He then lapses into the voyeuristic invocation of racist brutality so dear to mainstream anti-racist pundits on the left. On a Solomon Northup tour in Red River country, he reflects on the place where “hundreds of blacks had been enslaved, whipped, beaten, raped, had their families ripped apart, and been murdered.” He ends up concluding that “when it comes to race, Louisiana is nowhere near the 21st Century.”
Wrong. If in its most voter-rich districts the GOP relies so heavily on coded racist appeals, and if the GOP is, in the 21st Century, more powerful than they were in the second half of the 20th century, how is lingering racism somehow unique to Louisiana and not representative of the United States as a whole, or at least the South?
Are Louisiana Democrats also racist?
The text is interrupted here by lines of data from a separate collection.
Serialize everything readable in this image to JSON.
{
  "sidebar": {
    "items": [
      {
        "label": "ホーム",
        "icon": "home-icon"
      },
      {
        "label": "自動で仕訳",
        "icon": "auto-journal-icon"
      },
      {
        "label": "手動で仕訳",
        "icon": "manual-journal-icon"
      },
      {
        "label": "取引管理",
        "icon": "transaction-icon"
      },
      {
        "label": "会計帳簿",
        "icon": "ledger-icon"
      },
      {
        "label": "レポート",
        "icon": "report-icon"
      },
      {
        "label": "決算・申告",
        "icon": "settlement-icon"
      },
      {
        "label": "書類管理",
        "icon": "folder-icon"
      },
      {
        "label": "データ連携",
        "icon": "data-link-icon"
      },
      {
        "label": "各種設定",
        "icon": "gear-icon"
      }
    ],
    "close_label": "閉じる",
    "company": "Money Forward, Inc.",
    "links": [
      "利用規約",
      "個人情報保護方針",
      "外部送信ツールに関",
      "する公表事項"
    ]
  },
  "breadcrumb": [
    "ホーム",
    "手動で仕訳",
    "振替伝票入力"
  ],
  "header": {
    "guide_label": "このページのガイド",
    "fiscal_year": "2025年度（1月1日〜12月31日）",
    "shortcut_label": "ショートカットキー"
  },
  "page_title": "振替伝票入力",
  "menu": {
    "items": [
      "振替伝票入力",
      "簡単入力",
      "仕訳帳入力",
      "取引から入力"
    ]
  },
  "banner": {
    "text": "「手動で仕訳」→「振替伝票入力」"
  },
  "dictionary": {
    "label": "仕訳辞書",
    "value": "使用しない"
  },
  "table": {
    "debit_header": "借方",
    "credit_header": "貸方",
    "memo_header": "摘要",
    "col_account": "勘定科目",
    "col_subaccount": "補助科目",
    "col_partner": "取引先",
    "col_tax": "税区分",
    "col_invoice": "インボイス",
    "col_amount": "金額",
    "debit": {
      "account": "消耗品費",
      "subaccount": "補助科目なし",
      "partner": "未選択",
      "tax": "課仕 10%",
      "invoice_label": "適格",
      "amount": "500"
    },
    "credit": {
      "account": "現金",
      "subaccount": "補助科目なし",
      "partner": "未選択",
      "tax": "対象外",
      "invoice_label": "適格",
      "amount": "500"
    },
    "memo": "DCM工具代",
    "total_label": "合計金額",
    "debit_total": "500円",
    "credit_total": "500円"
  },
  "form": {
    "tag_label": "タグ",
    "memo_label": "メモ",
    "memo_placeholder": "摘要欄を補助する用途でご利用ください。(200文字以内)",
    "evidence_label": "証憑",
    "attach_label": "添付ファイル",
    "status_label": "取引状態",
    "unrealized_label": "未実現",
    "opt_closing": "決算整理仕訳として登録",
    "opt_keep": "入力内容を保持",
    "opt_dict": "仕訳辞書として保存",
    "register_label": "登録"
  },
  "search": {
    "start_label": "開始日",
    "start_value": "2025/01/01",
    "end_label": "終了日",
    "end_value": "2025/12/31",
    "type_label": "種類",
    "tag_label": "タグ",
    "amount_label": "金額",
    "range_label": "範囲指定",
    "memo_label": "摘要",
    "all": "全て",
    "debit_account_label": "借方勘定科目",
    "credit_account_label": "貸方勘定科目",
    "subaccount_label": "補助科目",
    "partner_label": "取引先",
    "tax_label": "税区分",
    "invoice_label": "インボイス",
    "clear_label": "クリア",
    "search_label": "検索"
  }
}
Are parishes whose white as well as black voters consistently vote Democrat also racist? Are the majority of white voters in Orleans Parish, who voted for Barack Obama twice, also racist? Or is it just the conservative districts?
The often uncritical fetishization of Southern racism — as if it’s in the water — is less productive than pointing to the long history of anti-racist dissent and activism among white Southerners. While every generation apparently needs to discover for itself, as if for the first time, the history of Southern racism, the handful of brave exceptions to that tradition — like Huey and Earl Long in Louisiana, Alabama’s Governor “Big” Jim Folsom, and President Lyndon Johnson — are either forgotten, or mischaracterized to fit popular stereotypes that are far from the truth. The misrepresentation of Johnson in the just-released movie, “Selma,” is only the latest example.
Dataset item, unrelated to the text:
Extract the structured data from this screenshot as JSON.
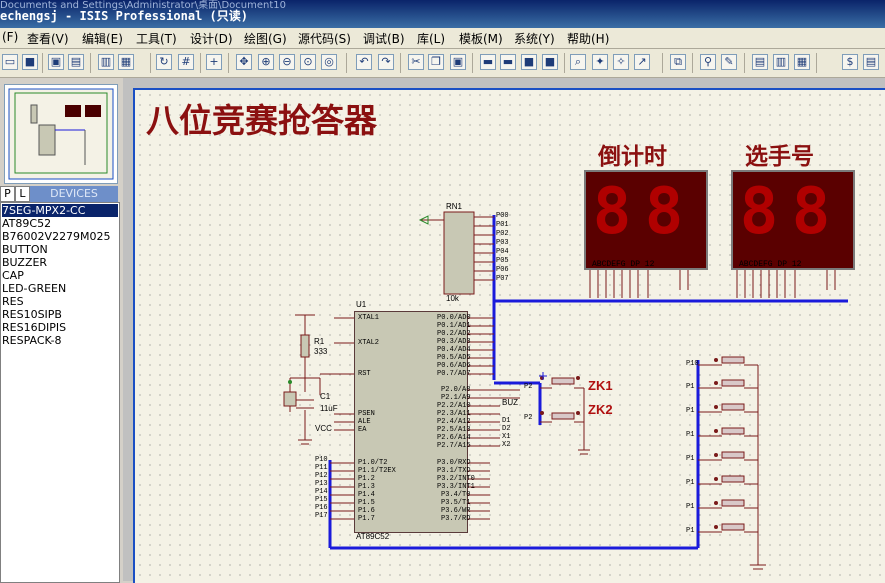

When it comes to the racism of Steve Scalise, I agree with both Cedric Richmond — who says the congressman from Jefferson is not racist — and with David Duke, who says, correctly, that they basically agree on their “conservative” principles, just not on support for Israel. Duke also reminds us that he won 60 percent of the vote in his Jefferson Parish district, so why wouldn’t the candidate have wanted to speak to Duke’s constituents?
The Advocate’s Stephanie Grace summed up Scalise’s overall political strategy best in her paraphrase of the congressman’s own comments at the start of his meteoric rise to GOP heights — that he saw himself as “David Duke without the baggage.”
And this is the gist of the Republican Party’s dilemma today, trying to be David Duke “without the baggage.” We could excuse some Republicans by isolating the supposedly “racist” ones in the South — as misguided liberals do every day — but where would the national Republican Party be without the lion’s share of its constituency?
As for me, I have a great deal more respect for the racial honesty of David Duke’s supporters than I do for the disingenuous smoke and mirrors we see in the mainstream GOP’s post-racial platitudes. You can’t go to the well again and again and then claim the water’s toxic.
C.W. Cannon teaches English and New Orleans studies at Loyola University.